The view is what first captured the vendor’s eye – and heart.However, it wasn’t the gardens Ms He would miss most – she can build them anywhere.It was the view over suburbia.“You’re high up on Springwood Ridge and you can see across Springwood,” she said.“During the day you see the mountains, and at night it is a sea of lights. It’s just amazing.”The two-level house has impressive living spaces, with an incredible living room just off the entry, which has a two storey void and a 5m floor to ceiling window next to an open fireplace. The house at 221 Springwood Rd, Springwood, is for sale.ANGELA He can be found pottering around the garden at her Springwood property.From her backyard, she cultivates anything from corn, snow peas and chillies, to mangoes, guava and lime.It is her passion for gardening and the enjoyment she gains from living off the land that allows her to be semi-self-sufficient. The main living room has a jaw-dropping 5m window.“We took all the golden canes and palm trees out of the back garden, put in fruit trees and built a raised vegie garden just near the kitchen,” Ms He said.“We put in two rainwater tanks, put some solar panels on the roof and built a chook pen.”The additions have contributed to feeding her family hundreds of meals in the decade she had lived at the 221 Springwood Rd property. More from newsParks and wildlife the new lust-haves post coronavirus14 hours agoNoosa’s best beachfront penthouse is about to hit the market14 hours agoThe kitchen is where Ms He whips up their home grown produce.“I just harvested some amazing potatoes and cooked them up for me and my son,” Ms He said.“Some parts of the year we just go out and we can pick a whole meal in spring or autumn.“It’s so fulfilling to be able to go out and pick a meal and enjoy.” Relaxing out on the balcony is one of Ms He’s favourite spaces. All the living spaces are downstairs, with all the bedrooms upstairs.Ms He also converted a garage into a self-contained granny flat.“The house would be great for a family with a couple of young kids; they can walk to parks and it is an easy drive to the schools.”Video Player is loading.Play VideoPlayNext playlist itemMuteCurrent Time 0:00/Duration 0:51Loaded: 0%Stream Type LIVESeek to live, currently playing liveLIVERemaining Time -0:51 Playback Rate1xChaptersChaptersDescriptionsdescriptions off, selectedCaptionscaptions settings, opens captions settings dialogcaptions off, selectedQuality Levels720p720pHD576p576p432p432p270p270pAutoA, selectedAudio Tracken (Main), selectedFullscreenThis is a modal window.Beginning of dialog window.

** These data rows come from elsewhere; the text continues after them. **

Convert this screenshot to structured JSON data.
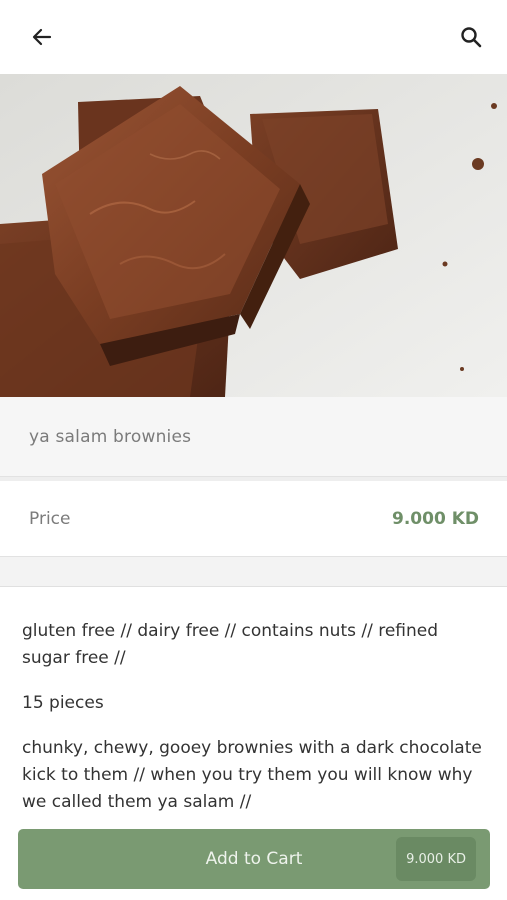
{
  "header": {
    "back_icon": "arrow-left-icon",
    "search_icon": "search-icon"
  },
  "product": {
    "image_alt": "brownies photo",
    "name": "ya salam brownies",
    "price_label": "Price",
    "price_value": "9.000 KD",
    "description": [
      "gluten free // dairy free // contains nuts // refined sugar free //",
      "15 pieces",
      "chunky, chewy, gooey brownies with a dark chocolate kick to them // when you try them you will know why we called them ya salam //"
    ]
  },
  "cart": {
    "label": "Add to Cart",
    "price": "9.000 KD"
  },
  "colors": {
    "accent": "#7a9a72",
    "price_text": "#6f8f68"
  }
}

Escape will cancel and close the window.TextColorWhiteBlackRedGreenBlueYellowMagentaCyanTransparencyOpaqueSemi-TransparentBackgroundColorBlackWhiteRedGreenBlueYellowMagentaCyanTransparencyOpaqueSemi-TransparentTransparentWindowColorBlackWhiteRedGreenBlueYellowMagentaCyanTransparencyTransparentSemi-TransparentOpaqueFont Size50%75%100%125%150%175%200%300%400%Text Edge StyleNoneRaisedDepressedUniformDropshadowFont FamilyProportional Sans-SerifMonospace Sans-SerifProportional SerifMonospace SerifCasualScriptSmall CapsReset restore all settings to the default valuesDoneClose Modal DialogEnd of dialog window.This is a modal window. This modal can be closed by pressing the Escape key or activating the close button.Close Modal DialogThis is a modal window. This modal can be closed by pressing the Escape key or activating the close button.PlayMuteCurrent Time 0:00/Duration 0:00Loaded: 0%Stream Type LIVESeek to live, currently playing liveLIVERemaining Time -0:00 Playback Rate1xFullscreenStarting your hunt for a dream home00:51